Resolution Supporting Extended Producer Responsibility


  • manufactured goods and packaging constitute approximately 75% of the materials managed by solid waste facilities in the United States, based on figures by the U.S. Environmental Protection Agency; and
  • residents and businesses in [City/County] are required to spend large sums of money to manage discarded manufactured goods and packaging; and
  • hazardous and hard-to-recycle product management costs are expected to increase substantially in the short term unless policy changes are made; and
  • there are significant environmental and human health impacts associated with improper management of these products; and
  • New York State policy currently makes local governments responsible for achieving waste diversion goals, which is an unfunded mandate; and
  • the municipal waste management system in the United States was established a century ago to manage far simpler and more homogeneous wastes like ashes, food scraps and horse manure, rather than the manufactured goods and packaging which dominate today's municipal waste stream; and
  • local governments such as [City/County] have no input into the design or marketing of products, may not profit from the products and do not have the resources to adequately address the rising volume of discarded products; and
  • costs paid by citizens and local governments to manage products are, in effect, subsidies to producers that enable and encourage producers to design products for disposal and without regard to end of life management; and
  • some corporate producers have implemented take-back efforts which have been helpful, but there is a need for consistent industry-wide practices and this can only be accomplished by EPR legislation on a State or Federal level, and
  • Extended Producer Responsibility (EPR) is an environmental policy approach in which producers (brand owners and importers) accept responsibility for the management of post-consumer products, so those who produce products bear the costs of recycling and responsible disposal; and
  • when producers are responsible for ensuring their products are reused or recycled responsibly, and when health and environmental costs are included in the product price, there is an incentive to design products that are more durable, easier to repair and recycle, and less toxic; and
  • the State of New York can advance EPR through a variety of mechanisms including requiring the manufacturers of many products sold to New York State departments to take financial responsibility for collecting and recycling those products at the end of their useful life; by incorporating EPR policies into New York State's product procurement practices; by favoring vendors and manufacturers that take back their product and associated packaging at the end of life; and
  • [City/County] supports statewide efforts to hold producers responsible for hazardous product discard management and other product waste management costs; 

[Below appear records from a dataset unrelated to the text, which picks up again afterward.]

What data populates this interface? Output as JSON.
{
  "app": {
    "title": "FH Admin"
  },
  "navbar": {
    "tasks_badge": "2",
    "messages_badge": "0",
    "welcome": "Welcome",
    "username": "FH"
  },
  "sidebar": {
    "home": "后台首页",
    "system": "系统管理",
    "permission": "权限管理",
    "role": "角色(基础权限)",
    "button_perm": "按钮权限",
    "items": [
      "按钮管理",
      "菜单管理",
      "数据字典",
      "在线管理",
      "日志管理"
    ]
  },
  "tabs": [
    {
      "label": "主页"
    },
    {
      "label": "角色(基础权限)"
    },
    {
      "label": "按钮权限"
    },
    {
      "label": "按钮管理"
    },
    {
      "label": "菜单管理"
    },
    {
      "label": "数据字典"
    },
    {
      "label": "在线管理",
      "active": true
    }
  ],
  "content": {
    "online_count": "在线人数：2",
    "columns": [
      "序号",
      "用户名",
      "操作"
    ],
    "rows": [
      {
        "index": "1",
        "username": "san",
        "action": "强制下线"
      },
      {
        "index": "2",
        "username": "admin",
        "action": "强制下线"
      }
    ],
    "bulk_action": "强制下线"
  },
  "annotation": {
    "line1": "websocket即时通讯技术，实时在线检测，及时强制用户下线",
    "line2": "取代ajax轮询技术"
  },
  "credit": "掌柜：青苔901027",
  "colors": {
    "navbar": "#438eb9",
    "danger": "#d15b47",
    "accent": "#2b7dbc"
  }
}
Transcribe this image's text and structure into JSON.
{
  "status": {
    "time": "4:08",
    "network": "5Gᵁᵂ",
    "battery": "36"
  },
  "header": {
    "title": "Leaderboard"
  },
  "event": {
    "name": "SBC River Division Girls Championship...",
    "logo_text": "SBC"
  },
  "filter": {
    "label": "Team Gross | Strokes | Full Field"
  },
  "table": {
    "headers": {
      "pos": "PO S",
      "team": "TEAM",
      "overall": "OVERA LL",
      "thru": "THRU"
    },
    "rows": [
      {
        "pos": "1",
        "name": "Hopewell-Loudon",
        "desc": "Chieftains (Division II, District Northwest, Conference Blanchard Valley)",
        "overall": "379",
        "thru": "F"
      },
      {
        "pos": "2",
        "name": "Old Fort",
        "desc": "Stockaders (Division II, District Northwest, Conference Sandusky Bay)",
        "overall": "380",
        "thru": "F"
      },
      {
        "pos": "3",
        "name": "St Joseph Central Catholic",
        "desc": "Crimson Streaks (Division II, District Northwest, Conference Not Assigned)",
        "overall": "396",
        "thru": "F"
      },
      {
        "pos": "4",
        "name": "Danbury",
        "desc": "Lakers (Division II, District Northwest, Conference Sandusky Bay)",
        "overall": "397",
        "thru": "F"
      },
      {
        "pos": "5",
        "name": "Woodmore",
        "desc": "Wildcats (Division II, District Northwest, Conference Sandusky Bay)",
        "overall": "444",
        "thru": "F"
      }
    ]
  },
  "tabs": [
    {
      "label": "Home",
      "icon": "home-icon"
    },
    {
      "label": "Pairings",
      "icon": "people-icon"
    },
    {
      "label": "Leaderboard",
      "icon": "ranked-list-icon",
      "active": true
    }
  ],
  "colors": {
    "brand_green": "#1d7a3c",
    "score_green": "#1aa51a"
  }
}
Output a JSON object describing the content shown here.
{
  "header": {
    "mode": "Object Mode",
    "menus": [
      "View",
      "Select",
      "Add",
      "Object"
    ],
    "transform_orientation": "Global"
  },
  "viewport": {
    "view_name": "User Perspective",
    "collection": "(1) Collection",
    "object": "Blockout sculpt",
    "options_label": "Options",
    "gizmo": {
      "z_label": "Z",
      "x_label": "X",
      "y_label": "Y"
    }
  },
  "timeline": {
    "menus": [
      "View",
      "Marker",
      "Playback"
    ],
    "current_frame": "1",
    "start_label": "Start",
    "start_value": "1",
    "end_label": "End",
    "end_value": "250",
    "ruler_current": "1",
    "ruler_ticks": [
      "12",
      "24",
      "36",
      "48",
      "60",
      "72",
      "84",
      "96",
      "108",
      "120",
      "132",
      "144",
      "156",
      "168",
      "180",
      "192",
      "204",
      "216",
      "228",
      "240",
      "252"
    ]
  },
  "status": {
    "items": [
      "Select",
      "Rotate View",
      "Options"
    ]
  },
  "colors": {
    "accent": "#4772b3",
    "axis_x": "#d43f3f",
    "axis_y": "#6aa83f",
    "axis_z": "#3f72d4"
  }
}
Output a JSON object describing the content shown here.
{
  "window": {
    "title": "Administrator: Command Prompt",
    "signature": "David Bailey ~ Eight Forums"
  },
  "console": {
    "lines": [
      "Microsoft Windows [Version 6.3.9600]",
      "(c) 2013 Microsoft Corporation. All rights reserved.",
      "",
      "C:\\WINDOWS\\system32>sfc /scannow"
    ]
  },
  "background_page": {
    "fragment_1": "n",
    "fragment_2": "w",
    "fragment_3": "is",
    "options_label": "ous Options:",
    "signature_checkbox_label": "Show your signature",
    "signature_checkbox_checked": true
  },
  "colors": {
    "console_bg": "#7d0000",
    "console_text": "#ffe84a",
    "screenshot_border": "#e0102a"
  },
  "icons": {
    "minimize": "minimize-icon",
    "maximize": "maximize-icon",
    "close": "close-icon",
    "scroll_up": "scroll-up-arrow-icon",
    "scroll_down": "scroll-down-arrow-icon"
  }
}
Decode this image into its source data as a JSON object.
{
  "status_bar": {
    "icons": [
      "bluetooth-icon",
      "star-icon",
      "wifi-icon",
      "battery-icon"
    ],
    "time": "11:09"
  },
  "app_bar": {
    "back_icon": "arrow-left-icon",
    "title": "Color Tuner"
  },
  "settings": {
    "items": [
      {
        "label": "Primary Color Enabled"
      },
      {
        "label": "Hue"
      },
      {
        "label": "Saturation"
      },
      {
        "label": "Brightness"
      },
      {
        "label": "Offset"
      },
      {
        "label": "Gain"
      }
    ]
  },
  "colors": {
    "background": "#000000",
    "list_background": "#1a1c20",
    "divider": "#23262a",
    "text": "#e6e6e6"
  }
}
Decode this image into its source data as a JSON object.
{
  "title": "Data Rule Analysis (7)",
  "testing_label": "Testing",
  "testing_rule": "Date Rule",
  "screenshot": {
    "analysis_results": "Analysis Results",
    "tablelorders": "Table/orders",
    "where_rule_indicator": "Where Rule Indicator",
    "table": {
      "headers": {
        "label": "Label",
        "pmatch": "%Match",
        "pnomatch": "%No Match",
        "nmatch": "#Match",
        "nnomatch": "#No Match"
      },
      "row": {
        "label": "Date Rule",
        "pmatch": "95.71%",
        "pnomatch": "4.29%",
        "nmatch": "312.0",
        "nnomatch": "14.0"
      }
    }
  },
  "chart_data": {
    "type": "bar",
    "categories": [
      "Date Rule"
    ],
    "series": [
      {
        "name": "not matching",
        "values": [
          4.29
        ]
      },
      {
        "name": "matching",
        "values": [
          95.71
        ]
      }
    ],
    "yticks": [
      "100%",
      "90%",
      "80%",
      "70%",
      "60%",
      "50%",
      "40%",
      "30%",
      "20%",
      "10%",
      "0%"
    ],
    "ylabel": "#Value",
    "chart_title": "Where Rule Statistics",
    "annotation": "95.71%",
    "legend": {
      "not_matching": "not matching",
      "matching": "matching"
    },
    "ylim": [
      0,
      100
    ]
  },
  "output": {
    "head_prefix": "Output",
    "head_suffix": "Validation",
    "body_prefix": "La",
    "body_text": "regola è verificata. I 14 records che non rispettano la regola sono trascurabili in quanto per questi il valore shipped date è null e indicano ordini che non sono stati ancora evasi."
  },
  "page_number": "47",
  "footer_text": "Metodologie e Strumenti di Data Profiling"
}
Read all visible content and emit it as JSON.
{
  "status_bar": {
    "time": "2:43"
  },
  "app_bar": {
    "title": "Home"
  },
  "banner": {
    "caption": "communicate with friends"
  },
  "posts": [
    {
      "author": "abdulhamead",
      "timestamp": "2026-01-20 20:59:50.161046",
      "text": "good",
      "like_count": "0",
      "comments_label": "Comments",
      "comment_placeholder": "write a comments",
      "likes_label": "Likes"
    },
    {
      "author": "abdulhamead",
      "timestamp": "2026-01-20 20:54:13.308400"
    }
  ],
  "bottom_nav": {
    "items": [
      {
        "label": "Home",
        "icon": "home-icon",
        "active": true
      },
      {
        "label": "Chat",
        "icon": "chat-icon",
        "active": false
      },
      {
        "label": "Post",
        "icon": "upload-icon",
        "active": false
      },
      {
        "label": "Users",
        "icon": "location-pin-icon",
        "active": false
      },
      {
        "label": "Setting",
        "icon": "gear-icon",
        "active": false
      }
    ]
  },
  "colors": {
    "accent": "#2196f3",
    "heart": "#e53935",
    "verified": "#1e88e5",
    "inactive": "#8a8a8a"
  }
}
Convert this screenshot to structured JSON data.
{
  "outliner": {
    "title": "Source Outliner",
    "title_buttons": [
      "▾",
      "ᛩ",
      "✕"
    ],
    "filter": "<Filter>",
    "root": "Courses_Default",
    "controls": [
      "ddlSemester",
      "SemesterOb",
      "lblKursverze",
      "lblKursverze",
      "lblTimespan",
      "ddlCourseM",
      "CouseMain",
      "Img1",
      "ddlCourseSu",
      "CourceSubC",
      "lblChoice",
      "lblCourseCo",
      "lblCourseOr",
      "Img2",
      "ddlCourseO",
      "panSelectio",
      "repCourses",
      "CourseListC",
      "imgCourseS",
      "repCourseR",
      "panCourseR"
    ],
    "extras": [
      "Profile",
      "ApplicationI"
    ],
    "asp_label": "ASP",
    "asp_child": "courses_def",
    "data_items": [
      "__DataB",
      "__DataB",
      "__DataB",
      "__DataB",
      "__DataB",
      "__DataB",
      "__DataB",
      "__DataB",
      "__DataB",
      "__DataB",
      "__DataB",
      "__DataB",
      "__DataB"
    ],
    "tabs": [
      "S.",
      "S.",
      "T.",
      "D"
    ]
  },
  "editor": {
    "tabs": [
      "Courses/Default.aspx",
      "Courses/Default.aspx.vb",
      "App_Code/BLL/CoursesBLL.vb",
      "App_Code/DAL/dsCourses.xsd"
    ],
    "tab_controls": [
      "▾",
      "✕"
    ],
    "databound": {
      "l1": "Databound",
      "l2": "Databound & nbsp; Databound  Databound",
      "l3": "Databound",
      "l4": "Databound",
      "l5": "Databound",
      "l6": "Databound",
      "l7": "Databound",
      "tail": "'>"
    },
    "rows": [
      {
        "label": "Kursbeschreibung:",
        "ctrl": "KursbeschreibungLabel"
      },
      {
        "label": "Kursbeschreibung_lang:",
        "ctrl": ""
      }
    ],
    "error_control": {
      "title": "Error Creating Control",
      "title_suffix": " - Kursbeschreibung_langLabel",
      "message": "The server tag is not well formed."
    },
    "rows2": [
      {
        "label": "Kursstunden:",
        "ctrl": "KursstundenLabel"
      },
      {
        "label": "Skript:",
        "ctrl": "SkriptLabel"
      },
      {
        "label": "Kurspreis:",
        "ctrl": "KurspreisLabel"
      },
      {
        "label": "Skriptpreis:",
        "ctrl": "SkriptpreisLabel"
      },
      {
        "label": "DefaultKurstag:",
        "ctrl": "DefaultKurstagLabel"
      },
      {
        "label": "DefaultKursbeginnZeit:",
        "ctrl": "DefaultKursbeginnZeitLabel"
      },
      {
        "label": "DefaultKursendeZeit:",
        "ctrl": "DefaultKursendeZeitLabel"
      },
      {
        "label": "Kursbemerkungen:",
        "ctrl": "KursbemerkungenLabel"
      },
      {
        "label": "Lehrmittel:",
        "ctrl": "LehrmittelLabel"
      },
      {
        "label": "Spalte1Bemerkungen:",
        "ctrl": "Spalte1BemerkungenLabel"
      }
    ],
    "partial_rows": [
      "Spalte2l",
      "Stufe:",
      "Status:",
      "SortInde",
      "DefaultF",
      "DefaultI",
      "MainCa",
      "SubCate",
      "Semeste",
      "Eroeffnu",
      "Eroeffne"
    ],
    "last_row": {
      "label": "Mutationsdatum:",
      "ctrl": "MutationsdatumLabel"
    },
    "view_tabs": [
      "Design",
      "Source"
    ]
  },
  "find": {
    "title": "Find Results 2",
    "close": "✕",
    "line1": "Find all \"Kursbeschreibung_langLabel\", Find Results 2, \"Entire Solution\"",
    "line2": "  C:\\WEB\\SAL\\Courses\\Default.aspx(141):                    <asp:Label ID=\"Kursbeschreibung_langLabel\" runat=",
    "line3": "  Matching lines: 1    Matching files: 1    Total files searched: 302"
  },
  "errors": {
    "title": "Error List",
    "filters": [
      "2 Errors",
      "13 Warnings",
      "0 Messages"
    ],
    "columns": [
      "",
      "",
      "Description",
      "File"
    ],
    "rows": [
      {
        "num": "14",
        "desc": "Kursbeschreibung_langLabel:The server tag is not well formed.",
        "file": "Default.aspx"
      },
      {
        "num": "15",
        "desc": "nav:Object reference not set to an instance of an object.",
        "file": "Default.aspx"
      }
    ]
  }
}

THEREFORE, BE IT RESOLVED, that [City/County] intends to encourage the State of [State] to transfer responsibility for the costs of managing certain products at end-of-life to producers (brand owners and first importers); and be it

FURTHER RESOLVED, that [City/County] urges the New York State Legislature to enact framework EPR legislation which will give producers the incentive to design products to make them less toxic and easier to repair, reuse and recycle; and be it

FURTHER RESOLVED, that the Deputy Commissioner of the [City/County] Division of Solid Waste Management is requested to send letters to the State Legislature and State associations and to use other advocacy methods to urge support for EPR legislation; and be it

FURTHER RESOLVED, the State of New York and its member agencies are urged to include EPR language, such as specifying product and packaging collection and recycling requirements, in contracts for commodities.